Such corticosteroid treatments include: 20 mg or more per day of prednisone; methotrexate (brand name medications Trexall, Otrexup, Rasuvo); mycophenolate (Cellcept); mycophenolic acid (Myfortic); leflunomide (Arava); cyclophosphamide (Cytoxan); azathioprine (Imuran); cyclosporine (Neoral, Gengraf); tacrolimus (Prograf); tofacitinib (Xeljanz); upadacitinib (Rinvoq); and baricitinib (Olumiant).

Sjögren’s is classified as either primary or secondary, depending on whether it appears as an isolated illness or follows another autoimmune disease, such as rheumatoid arthritis or systemic lupus erythematous. A third dose also is recommended for Sjögren’s patients who have a second condition that could compromise immunity.

This includes those who are being treated for cancer, including: lymphoma, but excluding excisional treatment for non-melanoma skin cancers; solid organ transplant recipients who require ongoing immunosuppressive therapy; and patients who have undergone CAR-T cell or hematopoietic stem cell transplant within the past two years, or who are receiving long-term immunosuppressive therapy.

It also includes those with a moderate or severe primary immunodeficiency disorder, including combined variable immunodeficiency, and advanced or untreated HIV infection.

The Sjögren’s Foundation notes that hydroxychloroquine (Plaquenil) is not considered an immunosuppressive. So, those who receive such treatment do not need a third vaccine dose if they are not taking any of the above medications and do not have one of the listed secondary conditions.

The preference is for the third-dose vaccine to be the same type as the two received previously.

While patients need no verification by physicians of their immunocompromised status to receive the third shot, they should discuss any uncertainties with their healthcare team. Also, those who are being treated with immunosuppressive medications should ask their doctor whether they should halt these treatments temporarily before, or immediately after, receiving the third dose.

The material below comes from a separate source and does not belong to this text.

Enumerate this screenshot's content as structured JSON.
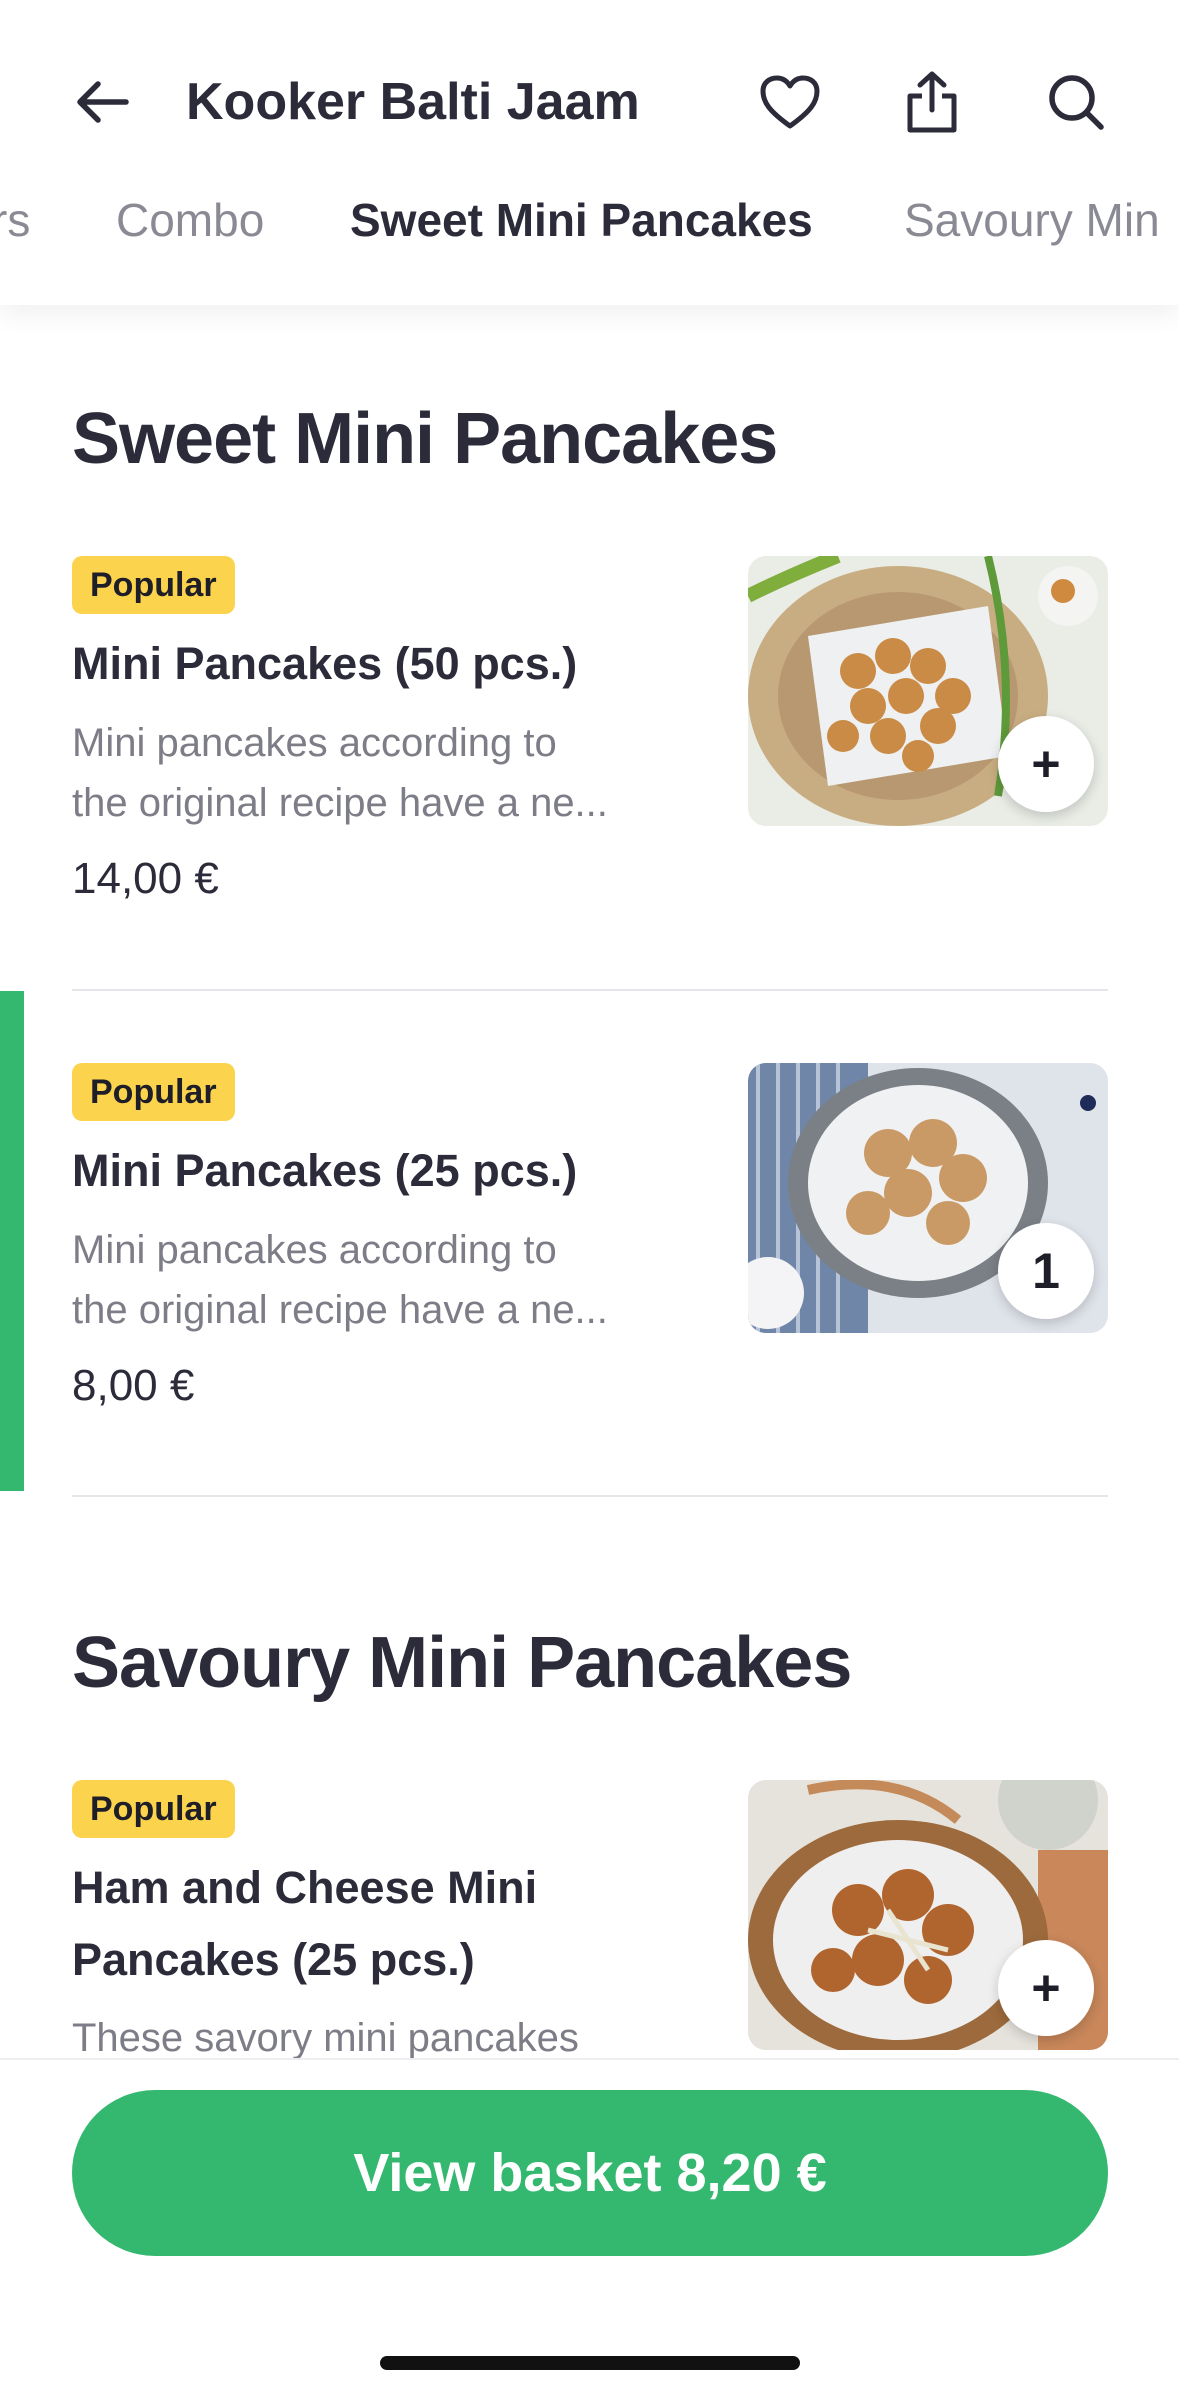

Because immunocompromised individuals remain at risk of COVID-19, even after a third dose, it is recommended that they wear a mask, remain six feet away from others, wash hands often, and clean and disinfect surfaces, the foundation noted.